Yet greet in vain since he is gone ; A blyther lad ne’er buir a drone, Nor touched a fill [finger hole]; Nor pipe inspir’d wi’ sweeter tone, Or better skill.

Not Orpheus auld, with lyric sound, Wha in a ring gard stanes dance round, Was ever half so much renown’d

For jig and solo -

Now he lies dum aneath the ground An’ we man [must] follow.

At brydels, when his face we saw, Lads, lasses, bridegoom, bride and a’ Smilin, cry’d, Jhohnie come awa’,

A welcome guest;

The inchanting chanter out he’d draw - His pleas’d us best.


The spring that ilk ane lik’d he kend ; Auld wives at sixty years wad stend [leap]; New pith his pipes their libs did lend, Bewitching reed!

‘Las that his winsome sell sou’d bend Sae soon his head.

Whan bagpipes new fangl’d lugs had tir’d, They’d sneer ; then he, like ane inspir’d, Wi’s fiddle teir faggin’ [wearied] spirits fir’d,
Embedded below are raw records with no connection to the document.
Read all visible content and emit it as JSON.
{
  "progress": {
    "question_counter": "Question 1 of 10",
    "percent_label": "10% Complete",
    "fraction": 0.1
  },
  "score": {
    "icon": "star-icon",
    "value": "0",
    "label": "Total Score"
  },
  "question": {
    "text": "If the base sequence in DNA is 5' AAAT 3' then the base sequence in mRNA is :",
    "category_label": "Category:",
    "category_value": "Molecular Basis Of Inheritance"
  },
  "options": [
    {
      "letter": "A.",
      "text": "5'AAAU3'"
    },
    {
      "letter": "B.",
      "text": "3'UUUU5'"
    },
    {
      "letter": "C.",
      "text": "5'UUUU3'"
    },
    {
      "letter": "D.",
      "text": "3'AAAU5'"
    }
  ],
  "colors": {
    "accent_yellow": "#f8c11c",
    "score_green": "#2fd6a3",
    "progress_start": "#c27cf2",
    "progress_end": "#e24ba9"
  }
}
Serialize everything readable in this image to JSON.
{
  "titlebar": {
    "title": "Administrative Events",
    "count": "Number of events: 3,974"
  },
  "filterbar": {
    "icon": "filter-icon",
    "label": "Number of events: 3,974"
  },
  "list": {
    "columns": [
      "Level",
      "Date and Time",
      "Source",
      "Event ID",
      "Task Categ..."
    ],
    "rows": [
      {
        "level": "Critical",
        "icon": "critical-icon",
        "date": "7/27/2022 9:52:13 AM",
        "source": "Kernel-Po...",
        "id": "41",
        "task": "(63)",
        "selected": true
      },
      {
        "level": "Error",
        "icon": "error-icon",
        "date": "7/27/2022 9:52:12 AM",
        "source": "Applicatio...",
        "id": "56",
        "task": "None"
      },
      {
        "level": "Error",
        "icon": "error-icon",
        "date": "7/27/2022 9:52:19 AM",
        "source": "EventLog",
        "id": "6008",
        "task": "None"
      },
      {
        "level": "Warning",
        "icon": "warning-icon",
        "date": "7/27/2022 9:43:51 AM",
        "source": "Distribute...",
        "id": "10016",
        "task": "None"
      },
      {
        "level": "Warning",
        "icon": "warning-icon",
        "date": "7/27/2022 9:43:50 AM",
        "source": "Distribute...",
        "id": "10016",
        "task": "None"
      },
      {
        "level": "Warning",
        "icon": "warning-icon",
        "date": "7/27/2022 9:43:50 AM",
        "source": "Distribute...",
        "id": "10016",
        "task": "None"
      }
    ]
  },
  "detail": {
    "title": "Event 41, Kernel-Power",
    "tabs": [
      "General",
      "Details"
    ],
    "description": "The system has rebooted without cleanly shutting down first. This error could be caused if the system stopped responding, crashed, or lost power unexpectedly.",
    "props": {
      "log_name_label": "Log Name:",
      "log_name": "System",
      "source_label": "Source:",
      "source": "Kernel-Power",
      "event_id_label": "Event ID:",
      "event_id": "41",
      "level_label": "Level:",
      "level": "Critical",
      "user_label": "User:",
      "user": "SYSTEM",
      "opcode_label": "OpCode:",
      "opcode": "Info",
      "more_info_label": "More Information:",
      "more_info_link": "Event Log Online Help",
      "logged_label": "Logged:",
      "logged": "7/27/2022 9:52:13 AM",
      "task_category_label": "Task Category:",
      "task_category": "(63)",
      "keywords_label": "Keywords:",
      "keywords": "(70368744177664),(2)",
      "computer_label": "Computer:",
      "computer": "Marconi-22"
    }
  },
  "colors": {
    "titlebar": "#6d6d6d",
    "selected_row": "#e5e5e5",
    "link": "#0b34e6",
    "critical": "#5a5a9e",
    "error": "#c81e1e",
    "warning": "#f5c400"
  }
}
Or e’er they wist [wished] ;

Gi’ every taste what they desir’d, He never mist.

Then with new keenness wad they caper He sliely smudg’d [smiled] to see them vapoer [fling];

And, if some glakit [daft] girl shou’d snap- per [trip],

He’d gi’ a wink,

Fie lads, quoth he, had aff, ne’er stop her, She wants a drink

If a young swankie wi’ his joe sweetheart],

In some dark nook play’d bogle-bo [hide

and seek],

John shook his head, and said, why no ; Can flesh and blood

Stand pipe and dance and never show


Their metal good.

Not country squire, nor lord, nor laird, But for John Hasty had regard ;

With minstrels mean he ne’er wad herd; Nor fash [bother] his head ;

Now he’s received his last reward - Poor man, he’s dead.

He hated a’ your sneaking gates [ways], To play for bear, for pease, or ates [oats] His aul aspir’ to higher fates,

A mensfu’ John !

Our tears come rapping down in spates, Since thou art gone.

Whan other pipers steal’d away, He gently down his join wad lay ; Nor hardly wad take hire for play, Sic was his mense [decency] !

We rair aloud the ruefu’ day That took him hence.

John, whan he play’d, ne’er threw his face, Like a’ the girning piper race ;

But set it aff wi’ sic a grace What pleas’d us a’ ;

Now dull and drierie is our case Since John’s awa’.

Ilk tune, mair serious or mair gay, To humour he had sic a way ;

He’d look precise, and smile and play, As suited best;

But Death has laid him in the clay - Well may he rest.

A fiddle spring [dance] he’d let us hear, I think they ca’d it “Nidge-nod-near,”

He’ gie a punk [pluck], and look sae queer, Without a joke,

You’d swore, he spoke words plain and clear,

At ilka stroke.


It did ane good to hear his tale, O’er a punch bowl or pint o’ ale ; Nae company e’er green’d to skaill [yearned to disperse],

If John was by ;

Alas! that sic a man was frail, And born to die.

But we his mem’ry dear shall mind, While billows rair [roar], or blaws the wind;

To tak’ him hence Death was no kind - O dismal feed !

We’ll never sic anither find, Since Johnie’s dead.

Minstrels of merit, ilk ane come,

Sough moumfu’ notes o’er Johnie’s tomb; Through fields of art applaud him home

I hop he’s weel ;

His worth, nae doubt, has saved him from- The muckle de’l.


Here lies dear John, whase pipe and drone, And fiddle aft has made us glad;

Whase cheerfu’ face our feasts did grace A sweet and merry lad.